Bryan's Posts About Migration
Going Nuclear for Dragonflies
On a crisp, sunny day in September, after what was probably a typical summer for a dragonfly, a Common Green Darner took off and began to migrate south. As it cruised past the summit of Vermont’s Mt. Philo, with Lake Champlain below and the Adirondacks off in the distance, the dragonfly crossed paths with a Merlin.
Monhegan Report No. 5: The Fallout
From the heavens at dawn came warblers to Monhegan. Even before the sunrise would make them glow, before they found the trees and insects, we heard the yellow-rump’s thin “seep!,” the blackpoll’s high “tzzeet!” and the palm’s rich “sink!” – the flight sounds of a fallout on Monhegan Island.

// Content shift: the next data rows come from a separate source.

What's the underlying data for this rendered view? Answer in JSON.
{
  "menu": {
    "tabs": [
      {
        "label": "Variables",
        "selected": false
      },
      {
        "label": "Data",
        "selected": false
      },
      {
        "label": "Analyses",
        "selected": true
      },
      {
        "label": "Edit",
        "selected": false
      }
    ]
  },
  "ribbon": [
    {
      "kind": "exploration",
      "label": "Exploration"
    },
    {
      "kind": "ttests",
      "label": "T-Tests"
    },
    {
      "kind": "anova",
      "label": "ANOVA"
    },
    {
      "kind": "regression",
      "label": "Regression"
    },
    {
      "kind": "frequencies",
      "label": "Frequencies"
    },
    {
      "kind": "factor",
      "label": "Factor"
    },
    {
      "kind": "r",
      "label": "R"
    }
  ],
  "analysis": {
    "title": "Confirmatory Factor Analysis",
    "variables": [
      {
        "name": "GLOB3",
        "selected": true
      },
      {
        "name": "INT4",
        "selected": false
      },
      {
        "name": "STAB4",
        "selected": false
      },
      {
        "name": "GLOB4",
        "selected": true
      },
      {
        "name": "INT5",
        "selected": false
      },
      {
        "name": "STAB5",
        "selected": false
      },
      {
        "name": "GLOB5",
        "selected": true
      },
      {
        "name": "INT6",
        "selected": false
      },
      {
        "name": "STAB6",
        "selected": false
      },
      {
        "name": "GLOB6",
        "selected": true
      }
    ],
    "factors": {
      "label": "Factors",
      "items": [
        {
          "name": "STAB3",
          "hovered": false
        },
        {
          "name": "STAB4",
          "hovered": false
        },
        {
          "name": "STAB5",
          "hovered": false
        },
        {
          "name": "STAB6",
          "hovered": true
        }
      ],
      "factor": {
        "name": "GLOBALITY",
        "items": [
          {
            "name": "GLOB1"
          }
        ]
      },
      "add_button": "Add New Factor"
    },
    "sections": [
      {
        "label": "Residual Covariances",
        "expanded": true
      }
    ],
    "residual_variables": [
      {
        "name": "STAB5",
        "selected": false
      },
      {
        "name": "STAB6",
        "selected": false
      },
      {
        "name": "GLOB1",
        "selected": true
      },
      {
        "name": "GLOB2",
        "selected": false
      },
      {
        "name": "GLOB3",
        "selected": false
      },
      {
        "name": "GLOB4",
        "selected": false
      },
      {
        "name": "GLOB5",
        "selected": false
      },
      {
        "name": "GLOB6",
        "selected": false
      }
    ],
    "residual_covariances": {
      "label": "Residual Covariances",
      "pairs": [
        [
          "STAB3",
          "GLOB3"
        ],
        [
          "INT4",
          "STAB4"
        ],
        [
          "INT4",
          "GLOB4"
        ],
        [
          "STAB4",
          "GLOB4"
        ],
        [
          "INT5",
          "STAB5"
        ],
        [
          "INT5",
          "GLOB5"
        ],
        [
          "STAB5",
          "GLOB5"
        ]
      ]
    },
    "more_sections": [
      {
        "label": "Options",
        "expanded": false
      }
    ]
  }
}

In the dim light of dawn, we stepped outside to sip coffee and listen to our day of birds approaching.
Monhegan Report No. 4: Going North

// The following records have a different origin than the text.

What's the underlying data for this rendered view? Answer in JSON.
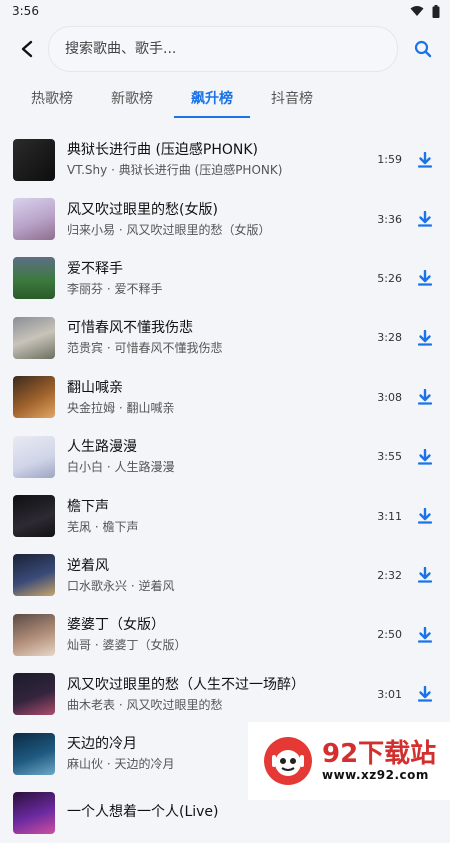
{
  "status": {
    "time": "3:56",
    "icons": [
      "wifi-icon",
      "battery-icon"
    ]
  },
  "search": {
    "placeholder": "搜索歌曲、歌手..."
  },
  "tabs": [
    {
      "label": "热歌榜"
    },
    {
      "label": "新歌榜"
    },
    {
      "label": "飙升榜"
    },
    {
      "label": "抖音榜"
    }
  ],
  "active_tab": "飙升榜",
  "colors": {
    "accent": "#1a73e8",
    "background": "#f3f5f9"
  },
  "songs": [
    {
      "title": "典狱长进行曲 (压迫感PHONK)",
      "subtitle": "VT.Shy · 典狱长进行曲 (压迫感PHONK)",
      "duration": "1:59"
    },
    {
      "title": "风又吹过眼里的愁(女版)",
      "subtitle": "归来小易 · 风又吹过眼里的愁（女版）",
      "duration": "3:36"
    },
    {
      "title": "爱不释手",
      "subtitle": "李丽芬 · 爱不释手",
      "duration": "5:26"
    },
    {
      "title": "可惜春风不懂我伤悲",
      "subtitle": "范贵宾 · 可惜春风不懂我伤悲",
      "duration": "3:28"
    },
    {
      "title": "翻山喊亲",
      "subtitle": "央金拉姆 · 翻山喊亲",
      "duration": "3:08"
    },
    {
      "title": "人生路漫漫",
      "subtitle": "白小白 · 人生路漫漫",
      "duration": "3:55"
    },
    {
      "title": "檐下声",
      "subtitle": "芜凩 · 檐下声",
      "duration": "3:11"
    },
    {
      "title": "逆着风",
      "subtitle": "口水歌永兴 · 逆着风",
      "duration": "2:32"
    },
    {
      "title": "婆婆丁（女版）",
      "subtitle": "灿哥 · 婆婆丁（女版）",
      "duration": "2:50"
    },
    {
      "title": "风又吹过眼里的愁（人生不过一场醉）",
      "subtitle": "曲木老表 · 风又吹过眼里的愁",
      "duration": "3:01"
    },
    {
      "title": "天边的冷月",
      "subtitle": "麻山伙 · 天边的冷月",
      "duration": ""
    },
    {
      "title": "一个人想着一个人(Live)",
      "subtitle": "",
      "duration": ""
    }
  ],
  "watermark": {
    "title": "92下载站",
    "url": "www.xz92.com"
  }
}
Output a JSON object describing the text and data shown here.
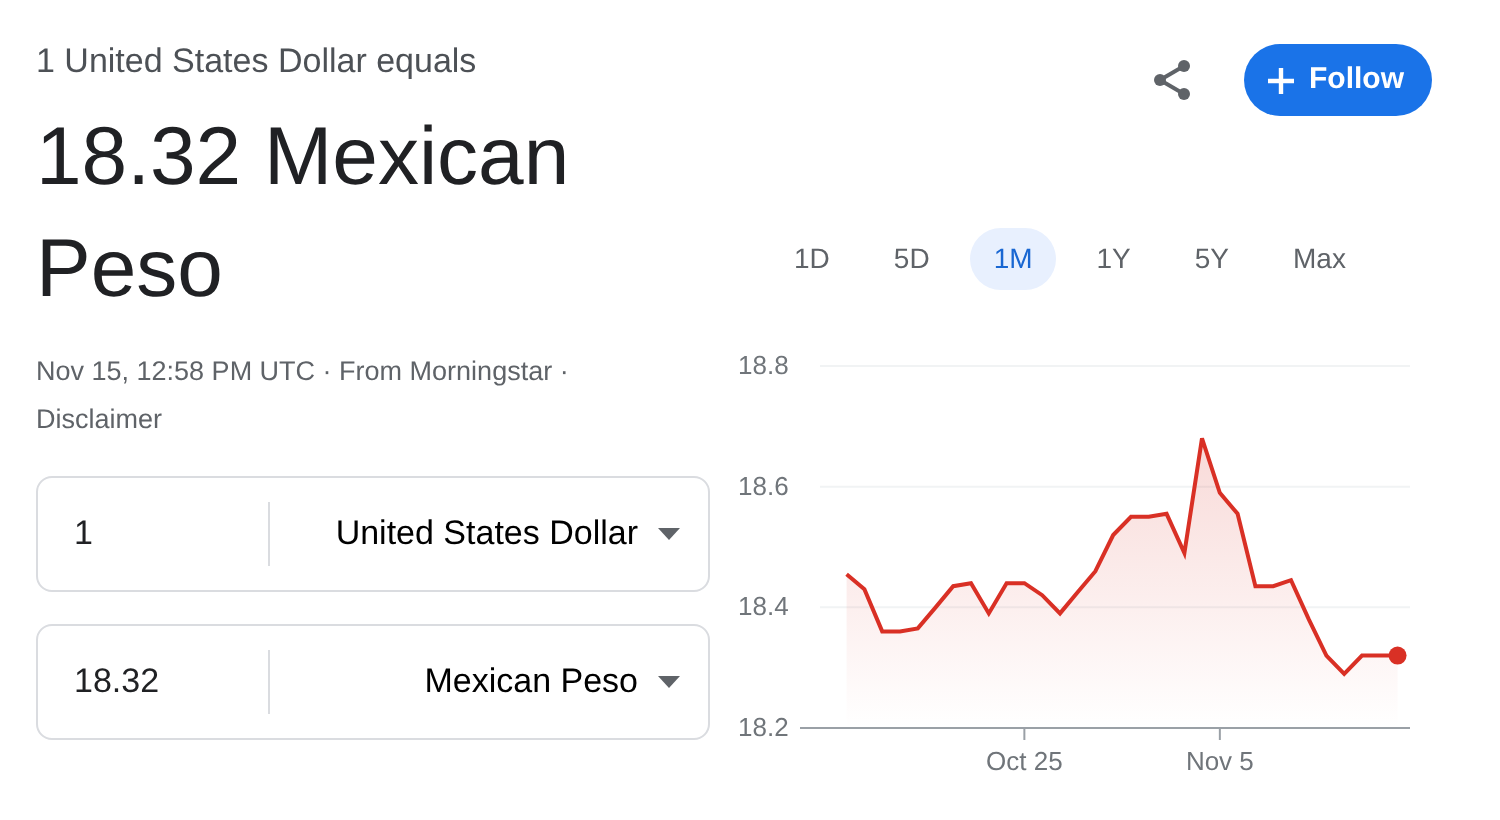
{
  "header": {
    "subtitle": "1 United States Dollar equals",
    "result": "18.32 Mexican Peso"
  },
  "follow_button": {
    "label": "Follow"
  },
  "meta": {
    "info": "Nov 15, 12:58 PM UTC · From Morningstar ·",
    "disclaimer": "Disclaimer"
  },
  "converter": [
    {
      "value": "1",
      "currency": "United States Dollar"
    },
    {
      "value": "18.32",
      "currency": "Mexican Peso"
    }
  ],
  "ranges": [
    {
      "label": "1D",
      "selected": false
    },
    {
      "label": "5D",
      "selected": false
    },
    {
      "label": "1M",
      "selected": true
    },
    {
      "label": "1Y",
      "selected": false
    },
    {
      "label": "5Y",
      "selected": false
    },
    {
      "label": "Max",
      "selected": false
    }
  ],
  "chart": {
    "chart_data": {
      "type": "area",
      "categories": [
        null,
        null,
        null,
        null,
        null,
        null,
        null,
        null,
        null,
        null,
        "Oct 25",
        null,
        null,
        null,
        null,
        null,
        null,
        null,
        null,
        null,
        null,
        "Nov 5",
        null,
        null,
        null,
        null,
        null,
        null,
        null,
        null,
        null,
        null
      ],
      "series": [
        {
          "color": "#d93025",
          "values": [
            18.455,
            18.43,
            18.36,
            18.36,
            18.365,
            18.4,
            18.435,
            18.44,
            18.39,
            18.44,
            18.44,
            18.42,
            18.39,
            18.425,
            18.46,
            18.52,
            18.55,
            18.55,
            18.555,
            18.49,
            18.68,
            18.59,
            18.555,
            18.435,
            18.435,
            18.445,
            18.38,
            18.32,
            18.29,
            18.32,
            18.32,
            18.32
          ]
        }
      ],
      "ylim": [
        18.2,
        18.8
      ],
      "yticks": [
        {
          "value": 18.2,
          "label": "18.2"
        },
        {
          "value": 18.4,
          "label": "18.4"
        },
        {
          "value": 18.6,
          "label": "18.6"
        },
        {
          "value": 18.8,
          "label": "18.8"
        }
      ]
    }
  }
}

Here on Monhegan Island, during supper with Jane Curtis, now about 92, we ventured no further than the frontiers of books and art and conversation about people on a tiny island.
Pick your favorite sign of spring: squirrels mating, mud oozing, maples flowering. Mine is a vulture soaring. Change in the air is a naked, ruddy head gliding in on big wings. But more than being a vernal messenger, the Turkey Vulture is an avian iconoclast. It topples simplistic notions of migration.
Those mobs of airborne dragonflies you’re seeing are either on the hunt or in migration. Here’s the scoop on dragonfly swarms.